National Register of Historic Places Plaque

 

In addition to the work of PRPA volunteers, excellent initial design and manufacturing have certainly played a role in the locomotive's preservation in its as-received state. All of the features that exemplify the 700's character as "state of the art" were incorporated when it was built, and the SP&S found no reason to add to or improve upon those features during the 700's eighteen years of service.

 

On the other hand, detailing has varied over the years. In the 1940s, lighted number boards were added atop the smokebox. For the 1956 "Farewell to Steam" excursion, the engine was cleaned, and the smokebox was painted silver. In 1990, the smokebox was again painted silver, the valve and drive cylinder covers were chromed, and new logos were put on the tender. Subsequent work by the PRPA has restored the SP&S's original logos to the tender, returned the cylinder covers to their original black, removed the number boards, and returned the smokebox to its as-delivered graphite grey. Thus, the 700 today is virtually identical in function, appearance, and capability to the locomotive that was built in 1938.

Specifications

Builder: Baldwin Locomotive Works

Delivered: June 20, 1938

Wheel Arrangement: 4-8-4, "Northern"

Driver Diameter: 77"

Boiler Pressure: 260 psi

Piston Bore x Stroke: 28" x 31"

Length: 110' 6 3/4" with tender

Weight: 485,820 lbs. engine only when operating (with water in boiler),  296,000 on the drivers

Fuel: Bunker C fuel oil

Tender Capacity: 20000gal water, 6000gal oil

 

Not sure how to interpret these figures? See our brief tutorial.

Comparisons with Other Steam Locomotives

Of the thousands of large steam passenger engines that ran in the 1940s, few still exist, and even fewer can be operated to pull passenger trains on main-line railroads. To illustrate, the website www.steamlocomotive.com reports that of the over 1,100 4-8-4 "Northern" locomotives built for North American railroads, fewer than 50 still exist. Of these, only ten are identified as "operational" and only half of those have actually operated in the last few years. The remaining large locomotives are in parks and museums; a few are in private ownership. Most are stored outdoors. That previous inventory of work done on the 700 shows the difficulty of bringing a display engine back to life. Cost and effort aside, almost none of them can be revived because of fifty years of corrosion, vandalism, and parts "gone missing." The 700 is a member of a small cohort of large steam locomotives that are complete, in good repair, and capable of the kind of work for which they were designed.  Of the currently operating steam locomotives, the SP&S 700 is the third largest, the third heaviest, and the third strongest:
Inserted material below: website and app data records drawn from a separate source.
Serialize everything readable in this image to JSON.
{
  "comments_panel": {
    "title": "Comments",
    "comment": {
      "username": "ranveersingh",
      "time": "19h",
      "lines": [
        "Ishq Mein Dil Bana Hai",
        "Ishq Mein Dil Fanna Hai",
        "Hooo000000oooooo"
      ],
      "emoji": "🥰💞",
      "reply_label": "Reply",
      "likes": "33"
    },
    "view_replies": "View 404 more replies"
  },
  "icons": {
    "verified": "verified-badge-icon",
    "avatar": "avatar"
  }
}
Locomotive
(Road, #)
Wheel Config.
(Whyte)
Weight (lbs) Length Driver Diam.
(in.)
Tractive Effort
(lbf.)
Boiler Press.
(psi)
Piston
Bore×Stroke
(in.)
Builder Year Built Operates?
Total Engine Only On Drivers
UP 3985 4-6-6-4 1073900 627000 404000 121' 10-7/8" 69 97350 280 21×32 ALCO 1943 Y
N&W 1218 2-6-6-4 951600 573000 433350 121' 9-1/4" 70 114000 300 24×31 N&W 1943 N
UP 844 4-8-4 907890 486340 266490 113' 9-34" 80 63750 300 25×32 ALCO 1944 Y
SP&S 700 4-8-4 879700 485820 296500 110' 6-3/4" 77 69800 260 28×31 Baldwin 1938 Y
N&W 611 4-8-4 872600 494000 288000 109' 1-3/4" 70 77899 300 27×32 N&W 1950 N
SP 4449 4-8-4 869800 475000 275700 110' 2-1/4" 80 64760 300 25.5×32 Lima 1941 Y
MILW 261 4-8-4 824100 >460000 259300 109' 7-7/8" 74 62119 250 26×32 ALCO 1944 N
AT&SF 3751 4-8-4 874346 478100 278000 108' 7" 80 71719 230 30×30 Baldwin 1927/1941 Y
C&O 614 4-8-4 865530 479400 282400 112' 8-1/2" 72 68300 255 27.5×30 Lima 1948 N
NKP 765 2-8-4 802500 440800 264300 100' 8-3/4" 69 64135 245 25×34 Lima 1944 Y
PM 1225 2-8-4 727300 442500 277600 101' 8" 69 69350 245 26×34 Lima 1941 Y